[THE RECORDS — start]

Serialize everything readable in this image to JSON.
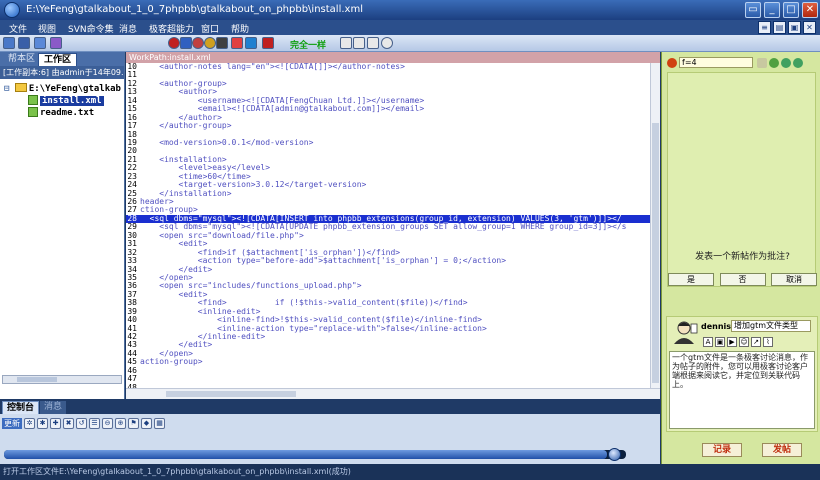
{
  "window": {
    "title": "E:\\YeFeng\\gtalkabout_1_0_7phpbb\\gtalkabout_on_phpbb\\install.xml",
    "controls": [
      "▭",
      "_",
      "□",
      "✕"
    ]
  },
  "menu": {
    "items": [
      "文件",
      "视图",
      "SVN命令集",
      "消息",
      "极客超能力",
      "窗口",
      "帮助"
    ],
    "right_icons": [
      "≡",
      "▤",
      "▣",
      "✕"
    ]
  },
  "toolbar": {
    "status_text": "完全一样",
    "colors": {
      "accent": "#11a011"
    }
  },
  "left_pane": {
    "tabs": [
      "帮本区",
      "工作区"
    ],
    "info": "[工作副本:6] 由admin于14年09...",
    "tree": {
      "root": "E:\\YeFeng\\gtalkab",
      "files": [
        "install.xml",
        "readme.txt"
      ],
      "selected_index": 0
    }
  },
  "editor": {
    "header": "WorkPath:install.xml",
    "highlighted_line": 28,
    "lines": [
      {
        "n": "10",
        "t": "    <author-notes lang=\"en\"><![CDATA[]]></author-notes>"
      },
      {
        "n": "11",
        "t": ""
      },
      {
        "n": "12",
        "t": "    <author-group>"
      },
      {
        "n": "13",
        "t": "        <author>"
      },
      {
        "n": "14",
        "t": "            <username><![CDATA[FengChuan Ltd.]]></username>"
      },
      {
        "n": "15",
        "t": "            <email><![CDATA[admin@gtalkabout.com]]></email>"
      },
      {
        "n": "16",
        "t": "        </author>"
      },
      {
        "n": "17",
        "t": "    </author-group>"
      },
      {
        "n": "18",
        "t": ""
      },
      {
        "n": "19",
        "t": "    <mod-version>0.0.1</mod-version>"
      },
      {
        "n": "20",
        "t": ""
      },
      {
        "n": "21",
        "t": "    <installation>"
      },
      {
        "n": "22",
        "t": "        <level>easy</level>"
      },
      {
        "n": "23",
        "t": "        <time>60</time>"
      },
      {
        "n": "24",
        "t": "        <target-version>3.0.12</target-version>"
      },
      {
        "n": "25",
        "t": "    </installation>"
      },
      {
        "n": "26",
        "t": "header>"
      },
      {
        "n": "27",
        "t": "ction-group>"
      },
      {
        "n": "28",
        "t": "  <sql dbms=\"mysql\"><![CDATA[INSERT into phpbb_extensions(group_id, extension) VALUES(3, 'gtm')]]></"
      },
      {
        "n": "29",
        "t": "    <sql dbms=\"mysql\"><![CDATA[UPDATE phpbb_extension_groups SET allow_group=1 WHERE group_id=3]]></s"
      },
      {
        "n": "30",
        "t": "    <open src=\"download/file.php\">"
      },
      {
        "n": "31",
        "t": "        <edit>"
      },
      {
        "n": "32",
        "t": "            <find>if ($attachment['is_orphan'])</find>"
      },
      {
        "n": "33",
        "t": "            <action type=\"before-add\">$attachment['is_orphan'] = 0;</action>"
      },
      {
        "n": "34",
        "t": "        </edit>"
      },
      {
        "n": "35",
        "t": "    </open>"
      },
      {
        "n": "36",
        "t": "    <open src=\"includes/functions_upload.php\">"
      },
      {
        "n": "37",
        "t": "        <edit>"
      },
      {
        "n": "38",
        "t": "            <find>          if (!$this->valid_content($file))</find>"
      },
      {
        "n": "39",
        "t": "            <inline-edit>"
      },
      {
        "n": "40",
        "t": "                <inline-find>!$this->valid_content($file)</inline-find>"
      },
      {
        "n": "41",
        "t": "                <inline-action type=\"replace-with\">false</inline-action>"
      },
      {
        "n": "42",
        "t": "            </inline-edit>"
      },
      {
        "n": "43",
        "t": "        </edit>"
      },
      {
        "n": "44",
        "t": "    </open>"
      },
      {
        "n": "45",
        "t": "action-group>"
      },
      {
        "n": "46",
        "t": ""
      },
      {
        "n": "47",
        "t": ""
      },
      {
        "n": "48",
        "t": ""
      }
    ]
  },
  "right_pane": {
    "search_value": "f=4",
    "question": "发表一个新帖作为批注?",
    "buttons": {
      "yes": "是",
      "no": "否",
      "cancel": "取消"
    },
    "compose": {
      "username": "dennis",
      "topic": "增加gtm文件类型",
      "body": "一个gtm文件是一条极客讨论消息，作为帖子的附件，您可以用极客讨论客户端根据来阅读它，并定位到关联代码上。"
    },
    "actions": {
      "record": "记录",
      "post": "发帖"
    }
  },
  "console": {
    "tabs": [
      "控制台",
      "消息"
    ],
    "update_label": "更新",
    "progress": 0.97
  },
  "status": {
    "text": "打开工作区文件E:\\YeFeng\\gtalkabout_1_0_7phpbb\\gtalkabout_on_phpbb\\install.xml(成功)"
  }
}
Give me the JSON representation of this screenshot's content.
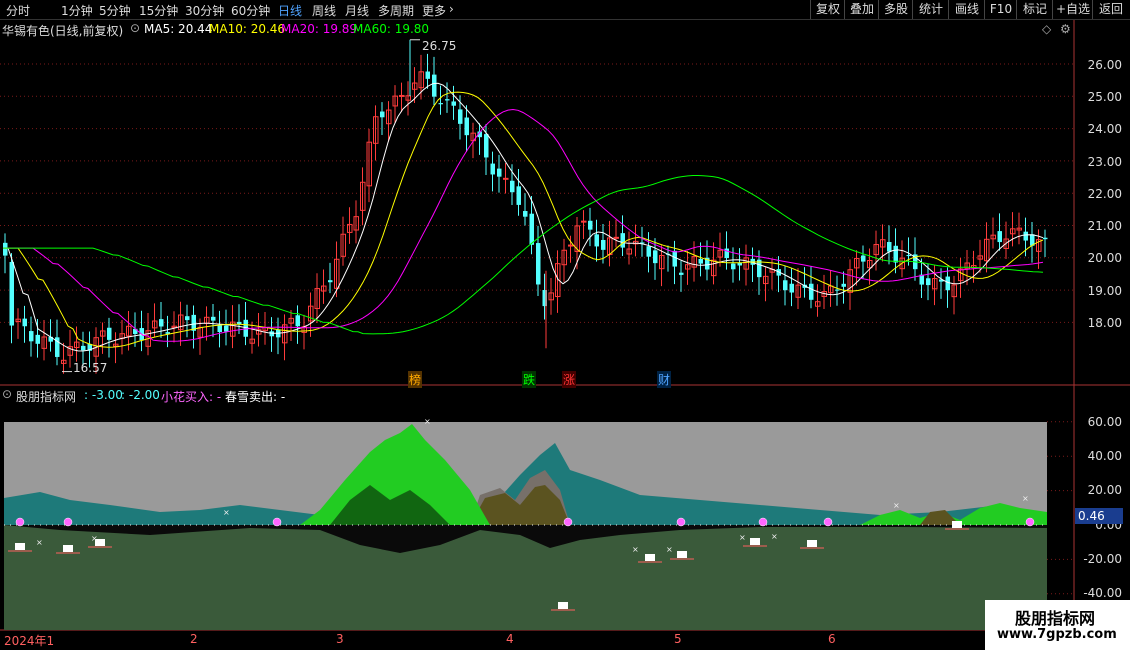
{
  "toolbar": {
    "left_tabs": [
      "分时",
      "1分钟",
      "5分钟",
      "15分钟",
      "30分钟",
      "60分钟",
      "日线",
      "周线",
      "月线",
      "多周期",
      "更多"
    ],
    "active_tab": "日线",
    "right_buttons": [
      "复权",
      "叠加",
      "多股",
      "统计",
      "画线",
      "F10",
      "标记",
      "+自选",
      "返回"
    ]
  },
  "main_chart": {
    "title": "华锡有色(日线,前复权)",
    "ma_labels": [
      {
        "text": "MA5: 20.44",
        "color": "#ffffff"
      },
      {
        "text": "MA10: 20.46",
        "color": "#ffff00"
      },
      {
        "text": "MA20: 19.89",
        "color": "#ff00ff"
      },
      {
        "text": "MA60: 19.80",
        "color": "#00ff00"
      }
    ],
    "y_ticks": [
      "26.00",
      "25.00",
      "24.00",
      "23.00",
      "22.00",
      "21.00",
      "20.00",
      "19.00",
      "18.00"
    ],
    "high_label": "26.75",
    "low_label": "16.57",
    "event_tags": [
      {
        "text": "榜",
        "color": "#ffaa00"
      },
      {
        "text": "跌",
        "color": "#00ff00"
      },
      {
        "text": "涨",
        "color": "#ff3333"
      },
      {
        "text": "财",
        "color": "#4fa3ff"
      }
    ]
  },
  "indicator": {
    "name": "股朋指标网",
    "v1": ": -3.00",
    "v2": ": -2.00",
    "buy_label": "小花买入: -",
    "sell_label": "春雪卖出: -",
    "y_ticks": [
      "60.00",
      "40.00",
      "20.00",
      "0.00",
      "-20.00",
      "-40.00"
    ],
    "current_value": "0.46"
  },
  "x_axis": {
    "labels": [
      "2024年1",
      "2",
      "3",
      "4",
      "5",
      "6"
    ]
  },
  "watermark": {
    "line1": "股朋指标网",
    "line2": "www.7gpzb.com"
  },
  "colors": {
    "up": "#ff3c3c",
    "down": "#54ffff",
    "ma5": "#ffffff",
    "ma10": "#ffff00",
    "ma20": "#ff00ff",
    "ma60": "#00ff00",
    "accent_blue": "#4fa3ff"
  }
}
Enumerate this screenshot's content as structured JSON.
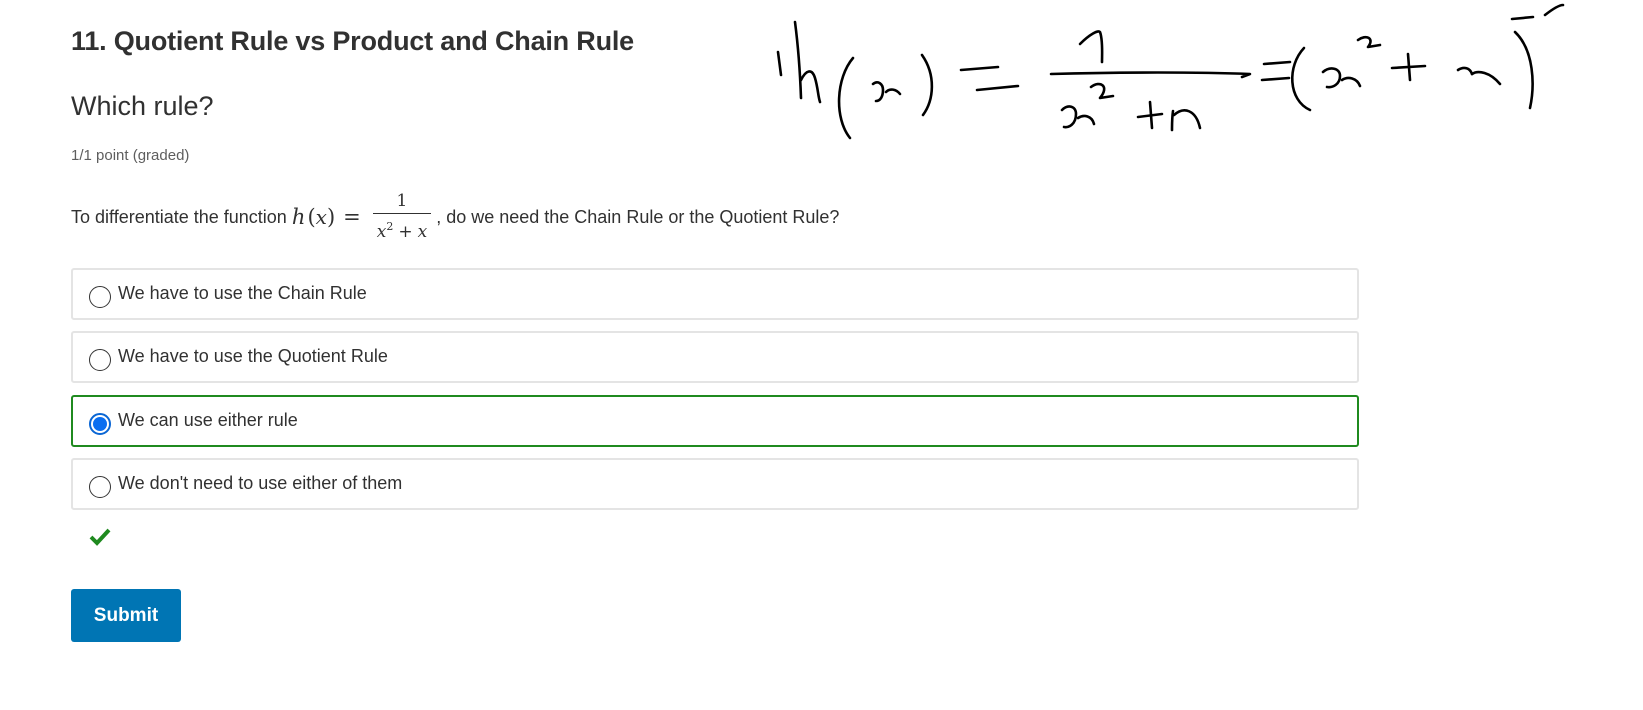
{
  "problem": {
    "section_title": "11. Quotient Rule vs Product and Chain Rule",
    "title": "Which rule?",
    "grade": "1/1 point (graded)",
    "question_prefix": "To differentiate the function",
    "question_suffix": ", do we need the Chain Rule or the Quotient Rule?",
    "math": {
      "function_name": "h",
      "variable": "x",
      "numerator": "1",
      "den_base": "x",
      "den_exponent": "2",
      "den_operator": "+",
      "den_term": "x"
    }
  },
  "options": [
    {
      "label": "We have to use the Chain Rule",
      "selected": false
    },
    {
      "label": "We have to use the Quotient Rule",
      "selected": false
    },
    {
      "label": "We can use either rule",
      "selected": true
    },
    {
      "label": "We don't need to use either of them",
      "selected": false
    }
  ],
  "result": {
    "status": "correct",
    "icon": "checkmark-icon",
    "color": "#1f8a1f"
  },
  "submit": {
    "label": "Submit",
    "color": "#0075b4"
  },
  "annotation": {
    "kind": "handwritten-overlay",
    "content": "h(x) = 1/(x^2+x) = (x^2+x)^-1",
    "color": "#000000"
  },
  "colors": {
    "selected_radio": "#0a6ef0",
    "selected_border": "#1f8a1f",
    "option_border": "#e4e4e4"
  }
}
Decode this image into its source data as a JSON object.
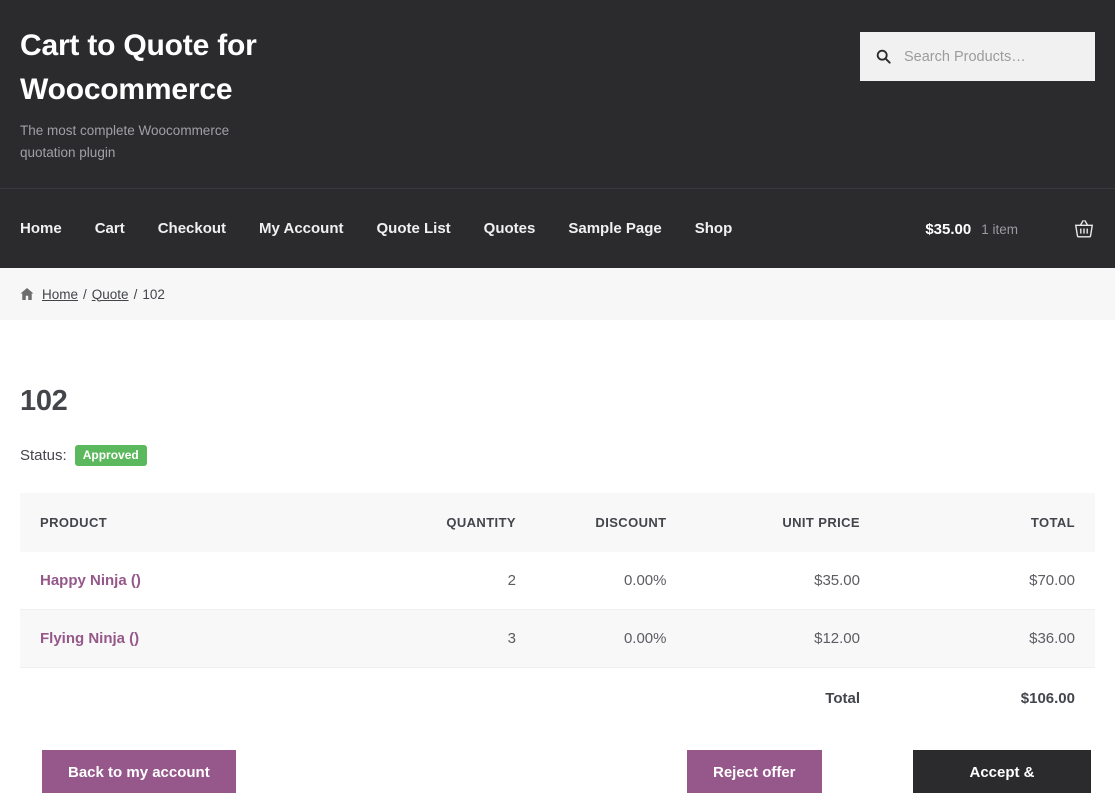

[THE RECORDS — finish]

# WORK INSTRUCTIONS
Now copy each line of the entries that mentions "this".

# SOLUTION TO THE EXERCISE
Serialize everything readable in this image to JSON.
        "t": "            <find>          if (!$this->valid_content($file))</find>"
        "t": "                <inline-find>!$this->valid_content($file)</inline-find>"
Give me the JSON representation of this screenshot's content.
Enumerate this screenshot's content as structured JSON.
Decode this image into its source data as a JSON object.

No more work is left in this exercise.